PROBLEM: Once you have read the entries below, write them all out again exactly.

SUPPLIED DATA:
....................
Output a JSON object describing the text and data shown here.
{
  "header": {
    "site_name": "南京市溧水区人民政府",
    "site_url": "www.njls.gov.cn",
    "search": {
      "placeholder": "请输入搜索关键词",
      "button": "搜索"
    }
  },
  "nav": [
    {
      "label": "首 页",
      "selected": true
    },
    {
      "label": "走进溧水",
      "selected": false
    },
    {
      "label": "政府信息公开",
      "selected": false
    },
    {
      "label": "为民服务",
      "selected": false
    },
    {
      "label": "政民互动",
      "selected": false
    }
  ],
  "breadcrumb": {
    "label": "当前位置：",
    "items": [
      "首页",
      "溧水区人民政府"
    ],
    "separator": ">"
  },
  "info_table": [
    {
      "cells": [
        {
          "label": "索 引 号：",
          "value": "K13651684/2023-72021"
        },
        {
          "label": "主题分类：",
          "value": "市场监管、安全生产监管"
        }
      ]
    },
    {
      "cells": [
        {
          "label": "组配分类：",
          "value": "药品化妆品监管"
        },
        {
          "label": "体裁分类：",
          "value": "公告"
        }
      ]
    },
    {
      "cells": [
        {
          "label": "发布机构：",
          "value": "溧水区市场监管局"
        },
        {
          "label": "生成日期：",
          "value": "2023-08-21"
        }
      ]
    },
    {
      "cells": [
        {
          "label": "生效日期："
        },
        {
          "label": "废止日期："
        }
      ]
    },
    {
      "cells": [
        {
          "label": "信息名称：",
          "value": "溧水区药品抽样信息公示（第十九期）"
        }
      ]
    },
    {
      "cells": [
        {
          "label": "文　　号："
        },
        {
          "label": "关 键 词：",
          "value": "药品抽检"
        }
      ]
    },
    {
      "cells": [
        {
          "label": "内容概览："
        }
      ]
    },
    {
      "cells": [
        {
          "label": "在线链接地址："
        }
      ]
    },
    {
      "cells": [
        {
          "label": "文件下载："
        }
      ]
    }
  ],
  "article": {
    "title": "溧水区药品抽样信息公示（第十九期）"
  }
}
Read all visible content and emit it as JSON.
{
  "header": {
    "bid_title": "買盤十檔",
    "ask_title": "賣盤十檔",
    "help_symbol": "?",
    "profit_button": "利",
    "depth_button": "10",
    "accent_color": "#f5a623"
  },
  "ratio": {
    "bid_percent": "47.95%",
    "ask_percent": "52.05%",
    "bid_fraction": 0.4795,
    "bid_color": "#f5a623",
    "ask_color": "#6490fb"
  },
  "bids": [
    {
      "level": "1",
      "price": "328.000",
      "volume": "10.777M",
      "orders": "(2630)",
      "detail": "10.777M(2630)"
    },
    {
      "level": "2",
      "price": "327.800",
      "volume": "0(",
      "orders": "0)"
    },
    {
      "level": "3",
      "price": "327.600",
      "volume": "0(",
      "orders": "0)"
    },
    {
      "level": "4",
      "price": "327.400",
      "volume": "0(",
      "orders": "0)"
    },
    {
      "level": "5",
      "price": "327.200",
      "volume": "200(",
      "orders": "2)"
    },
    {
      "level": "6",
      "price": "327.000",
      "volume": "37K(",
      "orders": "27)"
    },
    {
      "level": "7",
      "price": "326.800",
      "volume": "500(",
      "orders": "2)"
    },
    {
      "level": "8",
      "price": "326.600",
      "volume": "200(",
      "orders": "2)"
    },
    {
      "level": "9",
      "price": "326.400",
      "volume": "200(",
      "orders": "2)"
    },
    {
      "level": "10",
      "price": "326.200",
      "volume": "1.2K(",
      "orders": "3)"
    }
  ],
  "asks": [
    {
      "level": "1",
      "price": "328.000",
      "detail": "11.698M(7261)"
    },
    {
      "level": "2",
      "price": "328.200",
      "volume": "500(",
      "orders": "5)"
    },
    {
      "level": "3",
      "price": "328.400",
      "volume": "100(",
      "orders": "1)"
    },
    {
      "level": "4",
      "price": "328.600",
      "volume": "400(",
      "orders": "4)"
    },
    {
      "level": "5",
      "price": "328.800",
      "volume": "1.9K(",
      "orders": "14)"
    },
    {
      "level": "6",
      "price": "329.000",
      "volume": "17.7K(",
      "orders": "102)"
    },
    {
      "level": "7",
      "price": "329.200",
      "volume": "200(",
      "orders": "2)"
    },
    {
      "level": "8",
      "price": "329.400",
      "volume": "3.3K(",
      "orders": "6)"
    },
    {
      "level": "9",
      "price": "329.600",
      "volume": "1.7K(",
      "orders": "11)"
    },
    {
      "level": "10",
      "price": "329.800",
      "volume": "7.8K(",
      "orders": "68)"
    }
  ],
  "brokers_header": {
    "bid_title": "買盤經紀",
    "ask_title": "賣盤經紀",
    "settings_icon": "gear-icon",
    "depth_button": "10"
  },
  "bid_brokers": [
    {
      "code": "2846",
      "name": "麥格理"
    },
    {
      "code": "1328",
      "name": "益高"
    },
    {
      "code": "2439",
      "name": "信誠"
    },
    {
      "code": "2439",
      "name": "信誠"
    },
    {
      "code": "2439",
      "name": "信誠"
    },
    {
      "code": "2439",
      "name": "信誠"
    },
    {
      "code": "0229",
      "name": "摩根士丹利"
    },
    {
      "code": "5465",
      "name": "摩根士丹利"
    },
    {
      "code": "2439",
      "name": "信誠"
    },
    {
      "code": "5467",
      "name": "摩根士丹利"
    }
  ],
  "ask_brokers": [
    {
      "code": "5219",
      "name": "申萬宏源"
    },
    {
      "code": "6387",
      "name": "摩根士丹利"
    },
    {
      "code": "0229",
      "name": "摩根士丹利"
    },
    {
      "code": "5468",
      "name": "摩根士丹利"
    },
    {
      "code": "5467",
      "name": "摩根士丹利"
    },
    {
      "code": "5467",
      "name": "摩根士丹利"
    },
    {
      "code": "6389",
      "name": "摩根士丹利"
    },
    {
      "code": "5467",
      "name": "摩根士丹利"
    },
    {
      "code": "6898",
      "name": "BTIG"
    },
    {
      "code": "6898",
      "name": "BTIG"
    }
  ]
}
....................
SOLVED PROBLEM:
Output a JSON object describing the text and data shown here.
{
  "header": {
    "site_name": "南京市溧水区人民政府",
    "site_url": "www.njls.gov.cn",
    "search": {
      "placeholder": "请输入搜索关键词",
      "button": "搜索"
    }
  },
  "nav": [
    {
      "label": "首 页",
      "selected": true
    },
    {
      "label": "走进溧水",
      "selected": false
    },
    {
      "label": "政府信息公开",
      "selected": false
    },
    {
      "label": "为民服务",
      "selected": false
    },
    {
      "label": "政民互动",
      "selected": false
    }
  ],
  "breadcrumb": {
    "label": "当前位置：",
    "items": [
      "首页",
      "溧水区人民政府"
    ],
    "separator": ">"
  },
  "info_table": [
    {
      "cells": [
        {
          "label": "索 引 号：",
          "value": "K13651684/2023-72021"
        },
        {
          "label": "主题分类：",
          "value": "市场监管、安全生产监管"
        }
      ]
    },
    {
      "cells": [
        {
          "label": "组配分类：",
          "value": "药品化妆品监管"
        },
        {
          "label": "体裁分类：",
          "value": "公告"
        }
      ]
    },
    {
      "cells": [
        {
          "label": "发布机构：",
          "value": "溧水区市场监管局"
        },
        {
          "label": "生成日期：",
          "value": "2023-08-21"
        }
      ]
    },
    {
      "cells": [
        {
          "label": "生效日期："
        },
        {
          "label": "废止日期："
        }
      ]
    },
    {
      "cells": [
        {
          "label": "信息名称：",
          "value": "溧水区药品抽样信息公示（第十九期）"
        }
      ]
    },
    {
      "cells": [
        {
          "label": "文　　号："
        },
        {
          "label": "关 键 词：",
          "value": "药品抽检"
        }
      ]
    },
    {
      "cells": [
        {
          "label": "内容概览："
        }
      ]
    },
    {
      "cells": [
        {
          "label": "在线链接地址："
        }
      ]
    },
    {
      "cells": [
        {
          "label": "文件下载："
        }
      ]
    }
  ],
  "article": {
    "title": "溧水区药品抽样信息公示（第十九期）"
  }
}
Read all visible content and emit it as JSON.
{
  "header": {
    "bid_title": "買盤十檔",
    "ask_title": "賣盤十檔",
    "help_symbol": "?",
    "profit_button": "利",
    "depth_button": "10",
    "accent_color": "#f5a623"
  },
  "ratio": {
    "bid_percent": "47.95%",
    "ask_percent": "52.05%",
    "bid_fraction": 0.4795,
    "bid_color": "#f5a623",
    "ask_color": "#6490fb"
  },
  "bids": [
    {
      "level": "1",
      "price": "328.000",
      "volume": "10.777M",
      "orders": "(2630)",
      "detail": "10.777M(2630)"
    },
    {
      "level": "2",
      "price": "327.800",
      "volume": "0(",
      "orders": "0)"
    },
    {
      "level": "3",
      "price": "327.600",
      "volume": "0(",
      "orders": "0)"
    },
    {
      "level": "4",
      "price": "327.400",
      "volume": "0(",
      "orders": "0)"
    },
    {
      "level": "5",
      "price": "327.200",
      "volume": "200(",
      "orders": "2)"
    },
    {
      "level": "6",
      "price": "327.000",
      "volume": "37K(",
      "orders": "27)"
    },
    {
      "level": "7",
      "price": "326.800",
      "volume": "500(",
      "orders": "2)"
    },
    {
      "level": "8",
      "price": "326.600",
      "volume": "200(",
      "orders": "2)"
    },
    {
      "level": "9",
      "price": "326.400",
      "volume": "200(",
      "orders": "2)"
    },
    {
      "level": "10",
      "price": "326.200",
      "volume": "1.2K(",
      "orders": "3)"
    }
  ],
  "asks": [
    {
      "level": "1",
      "price": "328.000",
      "detail": "11.698M(7261)"
    },
    {
      "level": "2",
      "price": "328.200",
      "volume": "500(",
      "orders": "5)"
    },
    {
      "level": "3",
      "price": "328.400",
      "volume": "100(",
      "orders": "1)"
    },
    {
      "level": "4",
      "price": "328.600",
      "volume": "400(",
      "orders": "4)"
    },
    {
      "level": "5",
      "price": "328.800",
      "volume": "1.9K(",
      "orders": "14)"
    },
    {
      "level": "6",
      "price": "329.000",
      "volume": "17.7K(",
      "orders": "102)"
    },
    {
      "level": "7",
      "price": "329.200",
      "volume": "200(",
      "orders": "2)"
    },
    {
      "level": "8",
      "price": "329.400",
      "volume": "3.3K(",
      "orders": "6)"
    },
    {
      "level": "9",
      "price": "329.600",
      "volume": "1.7K(",
      "orders": "11)"
    },
    {
      "level": "10",
      "price": "329.800",
      "volume": "7.8K(",
      "orders": "68)"
    }
  ],
  "brokers_header": {
    "bid_title": "買盤經紀",
    "ask_title": "賣盤經紀",
    "settings_icon": "gear-icon",
    "depth_button": "10"
  },
  "bid_brokers": [
    {
      "code": "2846",
      "name": "麥格理"
    },
    {
      "code": "1328",
      "name": "益高"
    },
    {
      "code": "2439",
      "name": "信誠"
    },
    {
      "code": "2439",
      "name": "信誠"
    },
    {
      "code": "2439",
      "name": "信誠"
    },
    {
      "code": "2439",
      "name": "信誠"
    },
    {
      "code": "0229",
      "name": "摩根士丹利"
    },
    {
      "code": "5465",
      "name": "摩根士丹利"
    },
    {
      "code": "2439",
      "name": "信誠"
    },
    {
      "code": "5467",
      "name": "摩根士丹利"
    }
  ],
  "ask_brokers": [
    {
      "code": "5219",
      "name": "申萬宏源"
    },
    {
      "code": "6387",
      "name": "摩根士丹利"
    },
    {
      "code": "0229",
      "name": "摩根士丹利"
    },
    {
      "code": "5468",
      "name": "摩根士丹利"
    },
    {
      "code": "5467",
      "name": "摩根士丹利"
    },
    {
      "code": "5467",
      "name": "摩根士丹利"
    },
    {
      "code": "6389",
      "name": "摩根士丹利"
    },
    {
      "code": "5467",
      "name": "摩根士丹利"
    },
    {
      "code": "6898",
      "name": "BTIG"
    },
    {
      "code": "6898",
      "name": "BTIG"
    }
  ]
}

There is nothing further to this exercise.